++++ Study material
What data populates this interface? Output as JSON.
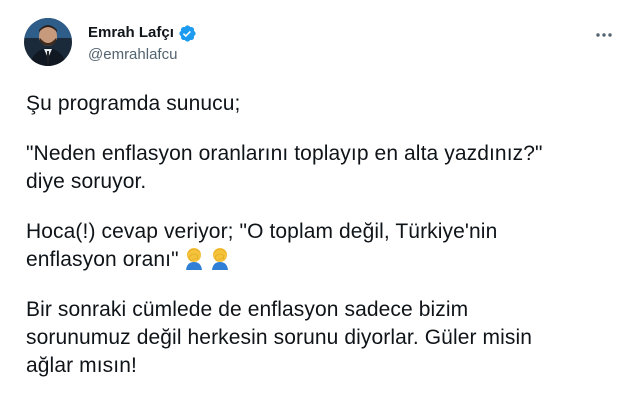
{
  "author": {
    "display_name": "Emrah Lafçı",
    "handle": "@emrahlafcu"
  },
  "icons": {
    "verified": "verified-badge-icon",
    "more": "more-options-icon",
    "emoji": "man-facepalming-emoji"
  },
  "colors": {
    "text": "#0f1419",
    "secondary": "#536471",
    "verified": "#1d9bf0"
  },
  "tweet": {
    "line1": "Şu programda sunucu;",
    "line2": "\"Neden enflasyon oranlarını toplayıp en alta yazdınız?\"",
    "line3": "diye soruyor.",
    "line4": "Hoca(!) cevap veriyor; \"O toplam değil, Türkiye'nin",
    "line5": "enflasyon oranı\"",
    "line6": "Bir sonraki cümlede de enflasyon sadece bizim",
    "line7": "sorunumuz değil herkesin sorunu diyorlar. Güler misin",
    "line8": "ağlar mısın!"
  }
}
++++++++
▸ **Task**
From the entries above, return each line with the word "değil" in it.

▸ **Response to the task**
    "line4": "Hoca(!) cevap veriyor; \"O toplam değil, Türkiye'nin",
    "line7": "sorunumuz değil herkesin sorunu diyorlar. Güler misin",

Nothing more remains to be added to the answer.